That said, research from the University of Minnesota in 2013 found volunteers who worked in disorderly areas were more likely to come up with creative ideas than those who sat in tidy offices. “Attention, like any other cognitive function, is very individual,” sums up Kastner who admits she prefers working in an untidy laboratory to a sterile room. Some people are better at filtering out visual distractions than others.

Cancel out your colleagues’ voices

While Kastner’s research focuses mostly on the visual system, she believes auditory distractions can be just as disruptive for a brain that’s trying to focus. “If you're at a party and talking to somebody but there’s a lot of background noise and people talking around you, it’s really hard to not get distracted.” It’s the same principle in the workplace when there are usually multiple conversations happening at once.

Some people find noise-cancelling headphones or even creating a “wall of sound” around them protects them from auditory distractions, says van der Stigchel. White noise is a good shout – it might improve some aspects of cognitive performance in individuals with lower attention. But he also suggests choosing music without lyrics (or lyrics in a language you can’t understand) so your brain can’t home in on them. Van der Sitgchel even advises devising a dedicated concentration playlist to use in times of need. Your brain will start to associate the music with periods of focus whenever you play it, he says. However, a 2019 review on music in the workplace concluded there is limited evidence on whether tunes improve employee performance.

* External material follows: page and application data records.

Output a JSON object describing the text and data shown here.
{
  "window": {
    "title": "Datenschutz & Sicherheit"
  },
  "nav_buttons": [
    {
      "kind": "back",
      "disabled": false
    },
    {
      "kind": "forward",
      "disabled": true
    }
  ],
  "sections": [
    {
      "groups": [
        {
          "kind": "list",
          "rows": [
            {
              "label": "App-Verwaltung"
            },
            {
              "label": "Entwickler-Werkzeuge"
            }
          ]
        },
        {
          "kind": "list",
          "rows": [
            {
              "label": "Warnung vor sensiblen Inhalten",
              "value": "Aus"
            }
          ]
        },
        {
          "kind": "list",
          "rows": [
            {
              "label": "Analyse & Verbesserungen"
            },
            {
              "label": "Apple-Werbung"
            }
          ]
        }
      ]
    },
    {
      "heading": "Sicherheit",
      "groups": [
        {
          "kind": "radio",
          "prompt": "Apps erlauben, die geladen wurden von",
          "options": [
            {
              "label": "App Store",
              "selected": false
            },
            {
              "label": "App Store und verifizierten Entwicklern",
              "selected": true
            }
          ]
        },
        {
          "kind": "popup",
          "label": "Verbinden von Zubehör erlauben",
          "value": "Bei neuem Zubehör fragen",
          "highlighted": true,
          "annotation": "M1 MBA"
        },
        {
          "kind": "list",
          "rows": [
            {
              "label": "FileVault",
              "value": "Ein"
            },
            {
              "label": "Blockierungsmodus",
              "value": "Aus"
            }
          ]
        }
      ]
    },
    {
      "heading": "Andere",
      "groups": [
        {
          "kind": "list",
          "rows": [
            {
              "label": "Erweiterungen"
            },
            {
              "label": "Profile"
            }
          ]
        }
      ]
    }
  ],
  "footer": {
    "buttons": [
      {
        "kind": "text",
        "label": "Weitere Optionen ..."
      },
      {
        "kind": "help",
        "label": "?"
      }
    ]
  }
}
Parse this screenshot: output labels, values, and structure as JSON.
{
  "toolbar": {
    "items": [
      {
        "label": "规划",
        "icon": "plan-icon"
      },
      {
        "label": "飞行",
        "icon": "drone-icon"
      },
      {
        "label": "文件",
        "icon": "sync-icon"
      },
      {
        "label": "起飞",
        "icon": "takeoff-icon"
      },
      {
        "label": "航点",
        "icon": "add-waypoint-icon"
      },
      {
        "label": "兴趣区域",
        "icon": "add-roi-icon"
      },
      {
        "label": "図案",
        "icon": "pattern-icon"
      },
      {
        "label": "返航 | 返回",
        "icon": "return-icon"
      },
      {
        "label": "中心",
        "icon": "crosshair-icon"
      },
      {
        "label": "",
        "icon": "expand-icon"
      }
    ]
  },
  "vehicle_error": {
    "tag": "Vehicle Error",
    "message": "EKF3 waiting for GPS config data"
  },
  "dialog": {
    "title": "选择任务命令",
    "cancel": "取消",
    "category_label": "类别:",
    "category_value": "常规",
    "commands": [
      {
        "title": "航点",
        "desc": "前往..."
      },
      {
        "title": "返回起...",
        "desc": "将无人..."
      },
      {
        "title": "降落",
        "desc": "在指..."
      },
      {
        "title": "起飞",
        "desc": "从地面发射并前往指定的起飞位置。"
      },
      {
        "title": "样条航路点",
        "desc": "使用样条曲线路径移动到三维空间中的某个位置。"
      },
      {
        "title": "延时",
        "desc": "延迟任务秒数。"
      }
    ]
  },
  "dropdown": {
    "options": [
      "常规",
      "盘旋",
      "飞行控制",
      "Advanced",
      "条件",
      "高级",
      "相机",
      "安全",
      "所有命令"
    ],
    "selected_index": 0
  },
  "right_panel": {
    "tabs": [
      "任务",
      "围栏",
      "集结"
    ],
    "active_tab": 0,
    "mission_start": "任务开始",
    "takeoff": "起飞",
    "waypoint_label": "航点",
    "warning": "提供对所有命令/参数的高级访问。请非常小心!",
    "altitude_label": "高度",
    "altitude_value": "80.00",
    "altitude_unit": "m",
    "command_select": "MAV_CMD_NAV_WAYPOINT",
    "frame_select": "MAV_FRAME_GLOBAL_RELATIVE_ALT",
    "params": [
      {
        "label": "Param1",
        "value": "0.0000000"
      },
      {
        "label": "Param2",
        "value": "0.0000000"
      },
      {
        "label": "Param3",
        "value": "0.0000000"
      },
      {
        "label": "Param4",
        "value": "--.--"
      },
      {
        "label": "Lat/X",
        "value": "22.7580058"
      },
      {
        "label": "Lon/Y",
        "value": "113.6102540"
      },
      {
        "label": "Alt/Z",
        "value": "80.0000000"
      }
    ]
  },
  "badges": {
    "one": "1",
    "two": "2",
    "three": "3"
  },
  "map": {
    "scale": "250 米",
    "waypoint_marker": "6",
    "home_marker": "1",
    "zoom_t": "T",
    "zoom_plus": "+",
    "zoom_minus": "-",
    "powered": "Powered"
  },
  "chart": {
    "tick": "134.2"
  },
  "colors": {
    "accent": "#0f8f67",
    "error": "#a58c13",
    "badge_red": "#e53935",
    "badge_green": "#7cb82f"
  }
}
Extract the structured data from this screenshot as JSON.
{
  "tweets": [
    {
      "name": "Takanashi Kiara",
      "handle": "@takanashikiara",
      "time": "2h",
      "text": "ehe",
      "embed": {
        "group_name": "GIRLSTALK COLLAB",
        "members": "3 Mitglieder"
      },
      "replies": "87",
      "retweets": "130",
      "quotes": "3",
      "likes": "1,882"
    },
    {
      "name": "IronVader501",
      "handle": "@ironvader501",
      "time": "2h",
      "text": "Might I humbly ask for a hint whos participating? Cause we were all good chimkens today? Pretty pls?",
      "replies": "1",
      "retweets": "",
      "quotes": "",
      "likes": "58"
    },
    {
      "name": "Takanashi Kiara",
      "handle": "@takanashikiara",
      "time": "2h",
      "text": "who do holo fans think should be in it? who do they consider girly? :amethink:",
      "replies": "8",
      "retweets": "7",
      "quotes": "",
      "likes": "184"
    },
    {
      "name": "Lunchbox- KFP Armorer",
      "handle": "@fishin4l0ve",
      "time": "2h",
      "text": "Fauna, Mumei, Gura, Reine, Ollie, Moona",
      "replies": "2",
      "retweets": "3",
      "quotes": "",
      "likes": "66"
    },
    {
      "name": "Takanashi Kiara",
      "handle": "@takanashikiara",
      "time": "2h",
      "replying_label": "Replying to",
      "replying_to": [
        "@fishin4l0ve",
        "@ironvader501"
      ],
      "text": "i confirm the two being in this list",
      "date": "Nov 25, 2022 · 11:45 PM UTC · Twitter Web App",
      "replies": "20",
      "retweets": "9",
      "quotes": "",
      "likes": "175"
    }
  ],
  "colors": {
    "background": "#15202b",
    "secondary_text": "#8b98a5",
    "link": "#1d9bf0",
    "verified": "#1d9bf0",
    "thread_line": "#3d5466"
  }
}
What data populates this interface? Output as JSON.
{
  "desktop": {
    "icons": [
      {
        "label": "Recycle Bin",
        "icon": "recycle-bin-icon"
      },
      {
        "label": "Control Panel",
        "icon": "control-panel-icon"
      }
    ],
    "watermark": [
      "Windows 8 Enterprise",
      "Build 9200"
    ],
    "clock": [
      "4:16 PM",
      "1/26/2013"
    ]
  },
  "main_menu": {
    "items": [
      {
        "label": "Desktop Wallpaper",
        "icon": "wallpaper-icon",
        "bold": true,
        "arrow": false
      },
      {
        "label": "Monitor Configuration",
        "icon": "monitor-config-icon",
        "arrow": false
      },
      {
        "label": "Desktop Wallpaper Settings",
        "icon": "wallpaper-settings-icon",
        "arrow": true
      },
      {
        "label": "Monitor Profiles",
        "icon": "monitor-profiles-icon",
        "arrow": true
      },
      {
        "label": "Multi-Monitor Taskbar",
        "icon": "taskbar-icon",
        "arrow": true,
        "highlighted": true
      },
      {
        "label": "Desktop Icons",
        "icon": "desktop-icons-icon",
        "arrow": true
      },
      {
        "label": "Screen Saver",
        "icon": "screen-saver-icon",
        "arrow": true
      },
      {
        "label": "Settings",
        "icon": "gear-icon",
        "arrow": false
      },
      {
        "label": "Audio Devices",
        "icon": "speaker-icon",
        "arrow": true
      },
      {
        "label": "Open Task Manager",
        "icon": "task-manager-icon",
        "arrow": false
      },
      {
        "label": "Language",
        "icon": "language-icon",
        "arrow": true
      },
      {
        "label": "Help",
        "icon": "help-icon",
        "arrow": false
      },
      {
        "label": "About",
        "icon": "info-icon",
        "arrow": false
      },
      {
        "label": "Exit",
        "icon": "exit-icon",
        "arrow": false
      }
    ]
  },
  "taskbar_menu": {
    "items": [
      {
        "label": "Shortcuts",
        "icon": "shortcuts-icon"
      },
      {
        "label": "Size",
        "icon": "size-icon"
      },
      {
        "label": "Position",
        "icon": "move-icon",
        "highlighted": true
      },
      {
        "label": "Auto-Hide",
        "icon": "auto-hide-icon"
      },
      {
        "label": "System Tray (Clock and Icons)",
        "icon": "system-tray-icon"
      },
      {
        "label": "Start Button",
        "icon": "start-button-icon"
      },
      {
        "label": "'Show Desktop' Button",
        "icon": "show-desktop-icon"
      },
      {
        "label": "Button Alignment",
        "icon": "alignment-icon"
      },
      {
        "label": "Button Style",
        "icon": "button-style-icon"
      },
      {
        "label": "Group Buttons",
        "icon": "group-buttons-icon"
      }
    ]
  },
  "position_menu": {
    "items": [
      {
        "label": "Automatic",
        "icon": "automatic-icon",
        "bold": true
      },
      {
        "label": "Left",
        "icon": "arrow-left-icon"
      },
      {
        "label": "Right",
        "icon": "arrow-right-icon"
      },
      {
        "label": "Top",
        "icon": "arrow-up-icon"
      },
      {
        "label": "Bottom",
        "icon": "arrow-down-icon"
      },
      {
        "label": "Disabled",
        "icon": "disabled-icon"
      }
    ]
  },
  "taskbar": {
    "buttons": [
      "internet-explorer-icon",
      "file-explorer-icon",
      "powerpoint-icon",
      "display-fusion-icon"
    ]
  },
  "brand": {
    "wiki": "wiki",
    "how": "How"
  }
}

If all else fails, put the kettle on

Perhaps the easiest concentration hack is the most obvious one. Reap one of the few benefits of office life and fill your boots with free tea and coffee. It’s easy to forget that caffeine is a drug, but it is officially the most widely consumed psychotropic substance in the world. Numerous experiments show that caffeine promotes focus and concentration. A 2020 study from the University of Arkansas found that participants who consumed a 200 mg caffeine pill (roughly equivalent to a strong cup of coffee) were able to solve problems significantly faster than the volunteers given a placebo.

Caffeine gets you awake and alert by blocking adenosine: a neurotransmitter that builds up during the day and makes you sleepy. Of course, a major downside of mainlining coffee is the negative impact it can have on sleep. And you probably don’t need scientific research to tell you that poor slumber zaps your concentration. For this reason, it’s best to take your coffee early in the day, suggests Frank, so the adenosine-blocking action has worn off by the time you want to go to bed.

More great stories from WIRED💼  Sign-up to WIRED’s business briefing: Get Work SmarterThe draconian rise of internet shutdownsThey saw a YouTube video. Then they got Tourette’sSpeedy grocery delivery firms are racing to surviveSupercharge your chats with these WhatsApp tricksThe truth behind China’s online gaming crackdownA radical plan to treat Covid’s mental health falloutThe 100 hottest startups in Europe in 2021🔊 Subscribe to the WIRED Podcast. New episodes every Friday

This article was originally published by WIRED UK

Most PopularScienceWatch Neuralink’s First Human Subject Demonstrate His Brain-Computer Interface

Emily Mullin

Backchannel8 Google Employees Invented Modern AI. Here’s the Inside Story

Steven Levy

SecurityHackers Found a Way to Open Any of 3 Million Hotel Keycard Locks in Seconds

Andy Greenberg

GearThe Omega x Swatch Snoopy MoonSwatch Has Landed

Jeremy White

Popular Articles